From the NYT:
It was among the juicier post-election recriminations: Fox News Channel quoted an unnamed McCain campaign figure as saying that Sarah Palin did not know that Africa was a continent.
Who would say such a thing? On Monday the answer popped up on a blog and popped out of the mouth of David Shuster, an MSNBC anchor. “Turns out it was Martin Eisenstadt, a McCain policy adviser, who has come forward today to identify himself as the source of the leaks,” Mr. Shuster said.
Trouble is, Martin Eisenstadt doesn’t exist. His blog does, but it’s a put-on. The think tank where he is a senior fellow — the Harding Institute for Freedom and Democracy — is just a Web site. The TV clips of him on YouTube are fakes.
So are we to believe that Sarah Palin actually knows that Africa is a continent?
Correction: I got a little ahead of myself. The hoax is the fake McCain advisor who claimed credit for the Palin comment. But this brings up an interesting point (that I, of all people, should take note) about fact checking. In an era of the 24 hour media cycle and news flying at mach 10, especially in a presidential campaign, there is fierce competition out there to be the first to report on salacious tidbits of information. Do we blame Eisensdadt for tricking the MSM and bloggers, or does the blame fall on journalists and bloggers who didn't do their homework? Or perhaps we, the consumers, are to blame. In such a competative environment, it's easy to flock to sources that back up the claims that you want to believe, filtering out the less supportive sources.

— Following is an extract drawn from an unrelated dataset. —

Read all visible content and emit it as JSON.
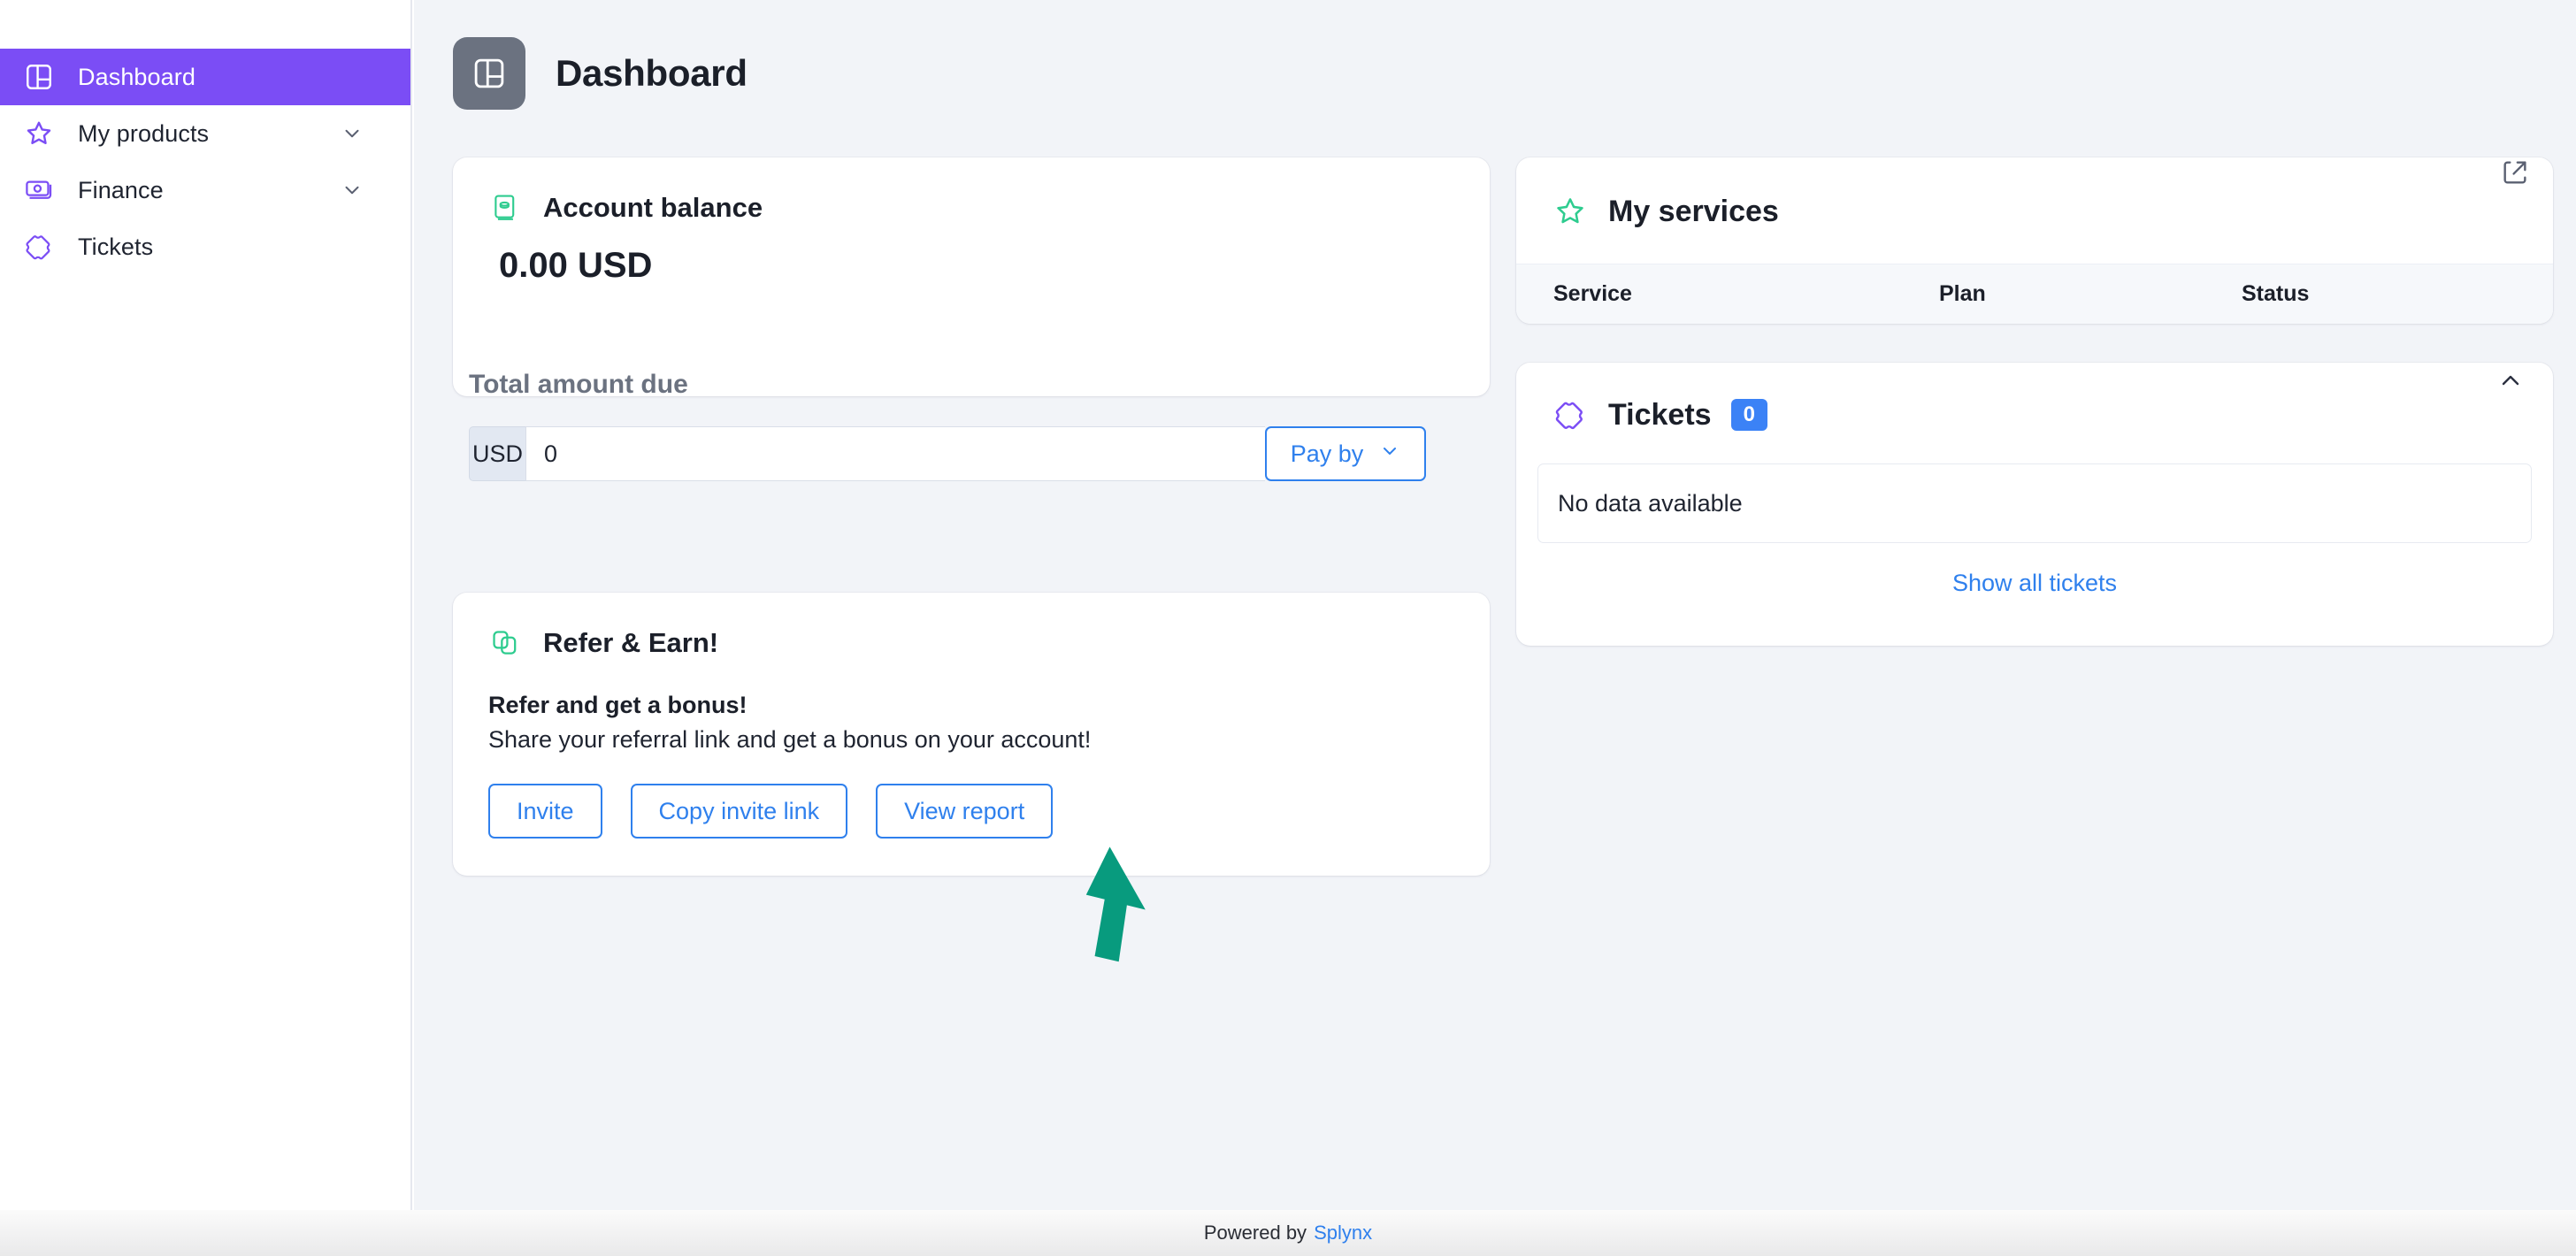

There will always be hacks spewing false information so it is also up to us to vet the sources where our news comes from. If only we had a series of tubes which could help us do that.